Here’s an impression of the worksheet:

excel-groupmembers

I’ve done this in past by just going through each user adding each group. I remember reading a post by Mike F. Robbins on how this could be done more efficiently! I very much like this approach. I’ve added a lil’ extra to the mix. Let’s dig in!

Well for starters I’ll just get the source directly from the excel file using D. Finke’s ImportExcel Module. No need to convert to CSV first.

$xlsxADGroupMembers = Import-Excel .\source\xlsx\$xlsxFile -WorkSheetname $WorkSheet

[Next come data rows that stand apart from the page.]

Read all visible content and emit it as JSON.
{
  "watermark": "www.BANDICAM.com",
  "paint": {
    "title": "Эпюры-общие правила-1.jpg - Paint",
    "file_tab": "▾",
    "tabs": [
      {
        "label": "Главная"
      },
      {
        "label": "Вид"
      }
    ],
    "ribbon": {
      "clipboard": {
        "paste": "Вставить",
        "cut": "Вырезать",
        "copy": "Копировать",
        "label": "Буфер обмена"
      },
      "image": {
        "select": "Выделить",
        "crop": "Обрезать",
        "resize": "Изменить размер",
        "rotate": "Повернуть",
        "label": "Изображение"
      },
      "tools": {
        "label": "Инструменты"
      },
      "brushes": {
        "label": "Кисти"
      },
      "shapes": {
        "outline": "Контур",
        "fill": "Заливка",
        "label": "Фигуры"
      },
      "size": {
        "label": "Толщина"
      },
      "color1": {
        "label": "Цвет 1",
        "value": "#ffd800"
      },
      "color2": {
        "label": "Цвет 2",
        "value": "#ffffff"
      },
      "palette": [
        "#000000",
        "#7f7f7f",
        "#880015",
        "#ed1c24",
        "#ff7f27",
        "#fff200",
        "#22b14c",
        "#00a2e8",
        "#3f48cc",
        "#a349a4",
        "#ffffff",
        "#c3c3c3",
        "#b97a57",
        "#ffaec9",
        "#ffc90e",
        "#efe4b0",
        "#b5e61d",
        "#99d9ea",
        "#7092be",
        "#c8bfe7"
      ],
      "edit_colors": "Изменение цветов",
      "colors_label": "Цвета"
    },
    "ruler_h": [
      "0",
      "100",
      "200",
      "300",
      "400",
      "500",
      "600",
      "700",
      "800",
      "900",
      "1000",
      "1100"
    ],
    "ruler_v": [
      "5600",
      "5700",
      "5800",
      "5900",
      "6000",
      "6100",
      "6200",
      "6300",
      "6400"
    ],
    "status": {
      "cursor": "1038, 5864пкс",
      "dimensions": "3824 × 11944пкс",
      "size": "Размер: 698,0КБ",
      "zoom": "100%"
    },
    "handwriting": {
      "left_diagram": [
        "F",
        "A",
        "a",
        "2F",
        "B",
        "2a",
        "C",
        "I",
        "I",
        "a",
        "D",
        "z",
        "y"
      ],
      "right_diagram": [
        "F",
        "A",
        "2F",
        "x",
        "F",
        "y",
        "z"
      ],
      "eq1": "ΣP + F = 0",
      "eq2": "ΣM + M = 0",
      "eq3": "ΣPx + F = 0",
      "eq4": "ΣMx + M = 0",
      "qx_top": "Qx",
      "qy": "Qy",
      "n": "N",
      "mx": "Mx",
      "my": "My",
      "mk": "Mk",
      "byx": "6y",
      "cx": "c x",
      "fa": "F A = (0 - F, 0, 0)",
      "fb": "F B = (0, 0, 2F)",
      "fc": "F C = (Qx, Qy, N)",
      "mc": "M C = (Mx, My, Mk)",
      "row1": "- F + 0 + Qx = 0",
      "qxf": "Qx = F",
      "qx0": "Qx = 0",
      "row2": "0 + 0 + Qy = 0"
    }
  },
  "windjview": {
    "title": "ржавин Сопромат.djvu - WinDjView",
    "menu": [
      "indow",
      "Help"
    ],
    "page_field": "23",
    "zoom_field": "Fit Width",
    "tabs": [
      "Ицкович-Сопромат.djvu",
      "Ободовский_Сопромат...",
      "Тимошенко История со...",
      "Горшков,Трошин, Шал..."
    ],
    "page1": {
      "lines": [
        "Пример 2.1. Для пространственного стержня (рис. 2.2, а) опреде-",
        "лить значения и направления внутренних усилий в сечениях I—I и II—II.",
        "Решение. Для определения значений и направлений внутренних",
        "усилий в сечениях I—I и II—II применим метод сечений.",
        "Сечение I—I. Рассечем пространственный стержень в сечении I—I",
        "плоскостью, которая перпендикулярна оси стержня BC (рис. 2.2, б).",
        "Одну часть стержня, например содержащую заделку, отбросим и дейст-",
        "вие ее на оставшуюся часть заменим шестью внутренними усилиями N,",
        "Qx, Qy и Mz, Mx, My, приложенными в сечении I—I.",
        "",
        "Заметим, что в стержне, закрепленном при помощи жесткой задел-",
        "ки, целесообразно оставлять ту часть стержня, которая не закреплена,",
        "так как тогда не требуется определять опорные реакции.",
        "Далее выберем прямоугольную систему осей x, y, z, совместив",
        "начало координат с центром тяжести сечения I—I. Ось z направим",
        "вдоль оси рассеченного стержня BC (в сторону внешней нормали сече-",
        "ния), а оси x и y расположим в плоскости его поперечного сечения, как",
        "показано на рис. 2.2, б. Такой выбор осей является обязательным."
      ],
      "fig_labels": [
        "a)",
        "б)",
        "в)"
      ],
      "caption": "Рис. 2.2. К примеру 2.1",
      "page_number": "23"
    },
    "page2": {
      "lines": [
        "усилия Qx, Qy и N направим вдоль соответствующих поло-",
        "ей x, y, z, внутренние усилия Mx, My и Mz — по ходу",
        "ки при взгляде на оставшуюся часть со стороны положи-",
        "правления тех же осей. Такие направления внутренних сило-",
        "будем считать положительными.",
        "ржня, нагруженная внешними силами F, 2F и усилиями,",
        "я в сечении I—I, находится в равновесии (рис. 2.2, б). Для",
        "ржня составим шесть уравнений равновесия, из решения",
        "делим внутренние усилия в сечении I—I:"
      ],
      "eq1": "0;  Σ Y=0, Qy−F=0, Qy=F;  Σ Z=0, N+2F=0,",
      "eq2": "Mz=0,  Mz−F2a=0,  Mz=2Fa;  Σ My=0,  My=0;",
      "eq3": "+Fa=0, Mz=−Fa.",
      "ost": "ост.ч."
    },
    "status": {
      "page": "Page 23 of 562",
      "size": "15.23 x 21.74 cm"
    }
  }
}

The other thing was retrieving the GroupNames from PSCustomObject by selecting MemberType ‘NoteProperty’, I got this as a tip on my own blog by Dirk. This way you’re not depending on the position of where the group names start in the header.

#Select Group names from Object
$Header = $xlsxADGroupMembers |
   Get-Member -MemberType NoteProperty |
   Where-Object{$_.Name -ne  'UserID'} |
   Select-Object -ExpandProperty Name

This makes it just a bit resilient.

I also decided to use hashtable to store the results first before processing the group membership. This way I can also export the results for future reference (Always keep a log)

#Create empty hashtables
$addADGroupMembers = @{}
$delADGroupMembers = @{}

#Get Group membership
$Header |
ForEach-Object{
   $Group = $_
   $addADGroupMembers.$Group  = $xlsxADGroupMembers.Where{$_.$Group -eq '1'} | Select-Object -ExpandProperty 'UserID'
   $delADGroupMembers.$Group = $xlsxADGroupMembers.Where{$_.$Group -ne '1'} | Select-Object -ExpandProperty 'UserID'
}

Now it’s time to add the members to specified groups

$Header |
ForEach-Object{
   if($addADGroupMembers.$_){
      try{
         Add-ADGroupMember -Identity $_ -Members $addADGroupMembers.$_
      }
      catch [Microsoft.ActiveDirectory.Management.ADIdentityNotFoundException]{
         Write-Warning "AD Object $($Error[0].CategoryInfo.TargetName) not found"
      }
   }

   if($delADGroupMembers.$_){
      try{
         Remove-ADGroupMember -Identity $_ -Members $delADGroupMembers.$_ -Confirm:$false
      }
      catch [Microsoft.ActiveDirectory.Management.ADIdentityNotFoundException]{
         Write-Warning "AD Object $($Error[0].CategoryInfo.TargetName) not found"
      }
   }
}

I’m using Try/Catch to catch any errors on AD Objects not existing. Without it you’d get quite a few errors if the AD objects don’t exists.

Here’s the full script:

I like the fact that you can use the list to add, but also delete if it isn’t necessary. Of course if you fill it in wrong, then there is no fixing that. So be warned!

Another thing is that members can be added manually or another process, so don’t be surprised, when you’re evaulating the group membership….

Tip: Save the  GroupMembership just to be sure…

#Get current Group memberships
$SnapshotADGroupMembers = @{}

$Header |
ForEach-Object{
   $SnapshotADGroupMembers.$($_) = Get-ADGroupMember -Identity $_ | Select-Object -ExpandProperty SamAccountName
}

Next time I’ll blog about how we could to this in reverse… Stay tuned!

Hope it’s worth something to you,

Ttyl,

Urv